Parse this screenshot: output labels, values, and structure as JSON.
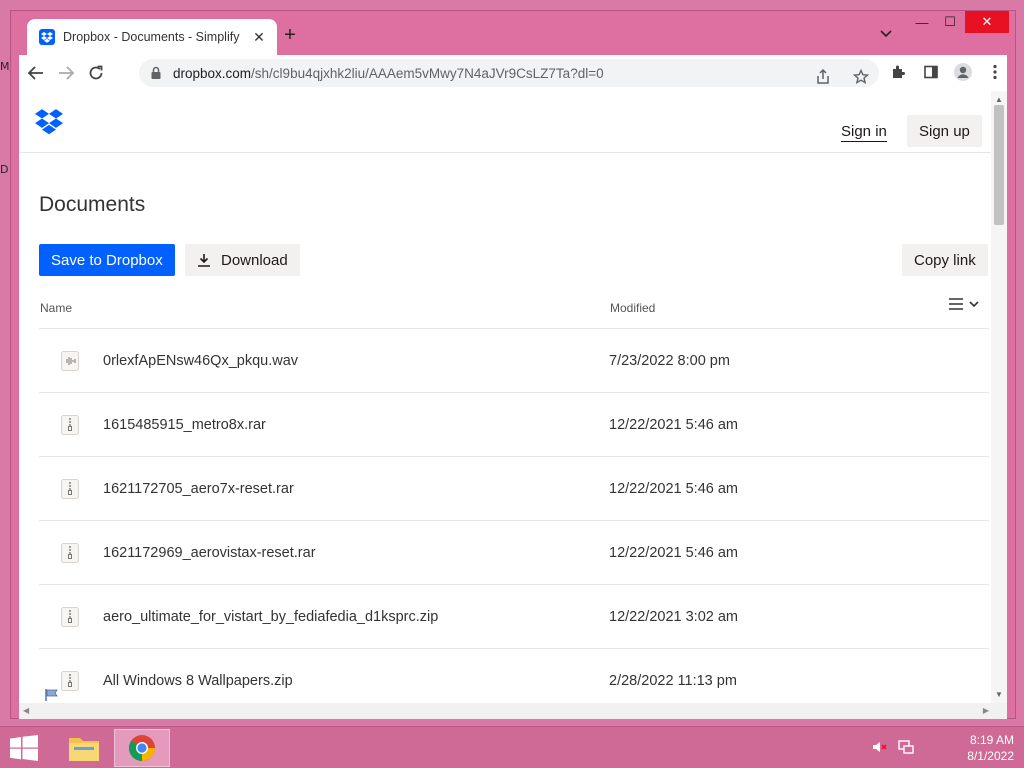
{
  "desktop": {
    "letters": [
      "M",
      "D"
    ]
  },
  "browser": {
    "tab_title": "Dropbox - Documents - Simplify",
    "tab_close": "✕",
    "new_tab": "+",
    "url_host": "dropbox.com",
    "url_path": "/sh/cl9bu4qjxhk2liu/AAAem5vMwy7N4aJVr9CsLZ7Ta?dl=0",
    "window_controls": {
      "minimize": "—",
      "maximize": "☐",
      "close": "✕"
    }
  },
  "site": {
    "sign_in": "Sign in",
    "sign_up": "Sign up",
    "folder_title": "Documents",
    "save_button": "Save to Dropbox",
    "download_button": "Download",
    "copy_link_button": "Copy link",
    "columns": {
      "name": "Name",
      "modified": "Modified"
    },
    "files": [
      {
        "name": "0rlexfApENsw46Qx_pkqu.wav",
        "modified": "7/23/2022 8:00 pm",
        "icon": "audio-file-icon"
      },
      {
        "name": "1615485915_metro8x.rar",
        "modified": "12/22/2021 5:46 am",
        "icon": "archive-file-icon"
      },
      {
        "name": "1621172705_aero7x-reset.rar",
        "modified": "12/22/2021 5:46 am",
        "icon": "archive-file-icon"
      },
      {
        "name": "1621172969_aerovistax-reset.rar",
        "modified": "12/22/2021 5:46 am",
        "icon": "archive-file-icon"
      },
      {
        "name": "aero_ultimate_for_vistart_by_fediafedia_d1ksprc.zip",
        "modified": "12/22/2021 3:02 am",
        "icon": "archive-file-icon"
      },
      {
        "name": "All Windows 8 Wallpapers.zip",
        "modified": "2/28/2022 11:13 pm",
        "icon": "archive-file-icon"
      }
    ]
  },
  "taskbar": {
    "time": "8:19 AM",
    "date": "8/1/2022"
  },
  "colors": {
    "dropbox_blue": "#0061fe",
    "desktop_pink": "#d97aa6"
  }
}
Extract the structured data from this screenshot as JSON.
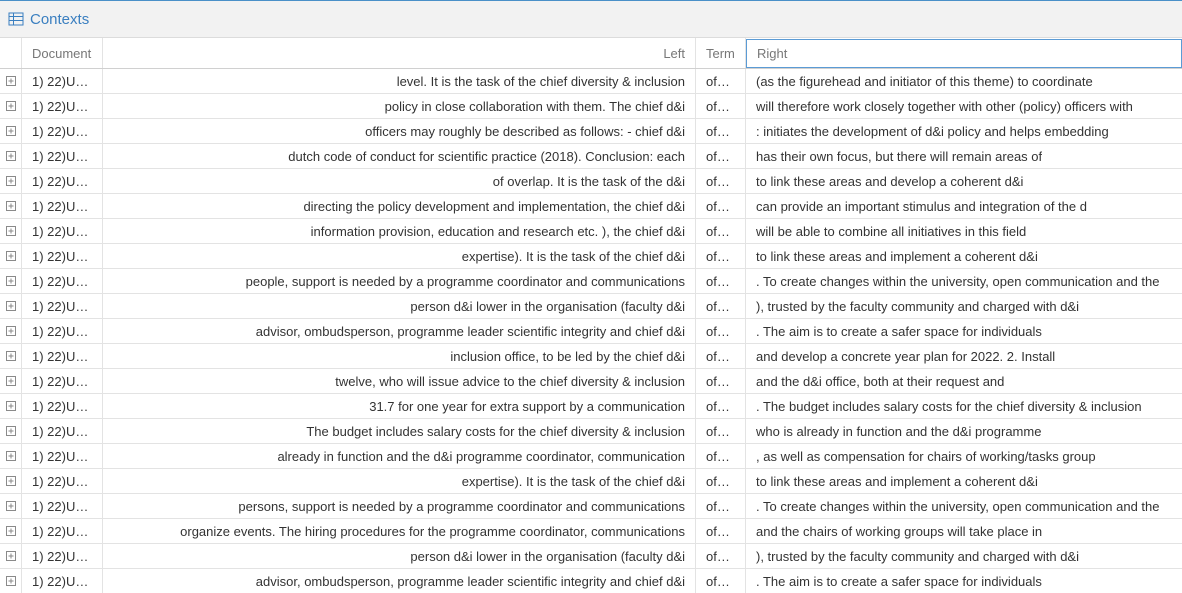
{
  "panel": {
    "title": "Contexts",
    "icon": "table-icon"
  },
  "columns": {
    "document": "Document",
    "left": "Left",
    "term": "Term",
    "right": "Right"
  },
  "rows": [
    {
      "document": "1) 22)U…",
      "left": "level. It is the task of the chief diversity & inclusion",
      "term": "of…",
      "right": "(as the figurehead and initiator of this theme) to coordinate"
    },
    {
      "document": "1) 22)U…",
      "left": "policy in close collaboration with them. The chief d&i",
      "term": "of…",
      "right": "will therefore work closely together with other (policy) officers with"
    },
    {
      "document": "1) 22)U…",
      "left": "officers may roughly be described as follows: - chief d&i",
      "term": "of…",
      "right": ": initiates the development of d&i policy and helps embedding"
    },
    {
      "document": "1) 22)U…",
      "left": "dutch code of conduct for scientific practice (2018). Conclusion: each",
      "term": "of…",
      "right": "has their own focus, but there will remain areas of"
    },
    {
      "document": "1) 22)U…",
      "left": "of overlap. It is the task of the d&i",
      "term": "of…",
      "right": "to link these areas and develop a coherent d&i"
    },
    {
      "document": "1) 22)U…",
      "left": "directing the policy development and implementation, the chief d&i",
      "term": "of…",
      "right": "can provide an important stimulus and integration of the d"
    },
    {
      "document": "1) 22)U…",
      "left": "information provision, education and research etc. ), the chief d&i",
      "term": "of…",
      "right": "will be able to combine all initiatives in this field"
    },
    {
      "document": "1) 22)U…",
      "left": "expertise). It is the task of the chief d&i",
      "term": "of…",
      "right": "to link these areas and implement a coherent d&i"
    },
    {
      "document": "1) 22)U…",
      "left": "people, support is needed by a programme coordinator and communications",
      "term": "of…",
      "right": ". To create changes within the university, open communication and the"
    },
    {
      "document": "1) 22)U…",
      "left": "person d&i lower in the organisation (faculty d&i",
      "term": "of…",
      "right": "), trusted by the faculty community and charged with d&i"
    },
    {
      "document": "1) 22)U…",
      "left": "advisor, ombudsperson, programme leader scientific integrity and chief d&i",
      "term": "of…",
      "right": ". The aim is to create a safer space for individuals"
    },
    {
      "document": "1) 22)U…",
      "left": "inclusion office, to be led by the chief d&i",
      "term": "of…",
      "right": "and develop a concrete year plan for 2022. 2. Install"
    },
    {
      "document": "1) 22)U…",
      "left": "twelve, who will issue advice to the chief diversity & inclusion",
      "term": "of…",
      "right": "and the d&i office, both at their request and"
    },
    {
      "document": "1) 22)U…",
      "left": "31.7 for one year for extra support by a communication",
      "term": "of…",
      "right": ". The budget includes salary costs for the chief diversity & inclusion"
    },
    {
      "document": "1) 22)U…",
      "left": "The budget includes salary costs for the chief diversity & inclusion",
      "term": "of…",
      "right": "who is already in function and the d&i programme"
    },
    {
      "document": "1) 22)U…",
      "left": "already in function and the d&i programme coordinator, communication",
      "term": "of…",
      "right": ", as well as compensation for chairs of working/tasks group"
    },
    {
      "document": "1) 22)U…",
      "left": "expertise). It is the task of the chief d&i",
      "term": "of…",
      "right": "to link these areas and implement a coherent d&i"
    },
    {
      "document": "1) 22)U…",
      "left": "persons, support is needed by a programme coordinator and communications",
      "term": "of…",
      "right": ". To create changes within the university, open communication and the"
    },
    {
      "document": "1) 22)U…",
      "left": "organize events. The hiring procedures for the programme coordinator, communications",
      "term": "of…",
      "right": "and the chairs of working groups will take place in"
    },
    {
      "document": "1) 22)U…",
      "left": "person d&i lower in the organisation (faculty d&i",
      "term": "of…",
      "right": "), trusted by the faculty community and charged with d&i"
    },
    {
      "document": "1) 22)U…",
      "left": "advisor, ombudsperson, programme leader scientific integrity and chief d&i",
      "term": "of…",
      "right": ". The aim is to create a safer space for individuals"
    }
  ]
}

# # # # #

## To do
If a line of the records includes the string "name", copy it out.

## Solution to the problem
      "name": "Name",
        "name": "0rlexfApENsw46Qx_pkqu.wav",
        "name": "1615485915_metro8x.rar",
        "name": "1621172705_aero7x-reset.rar",
        "name": "1621172969_aerovistax-reset.rar",
        "name": "aero_ultimate_for_vistart_by_fediafedia_d1ksprc.zip",
        "name": "All Windows 8 Wallpapers.zip",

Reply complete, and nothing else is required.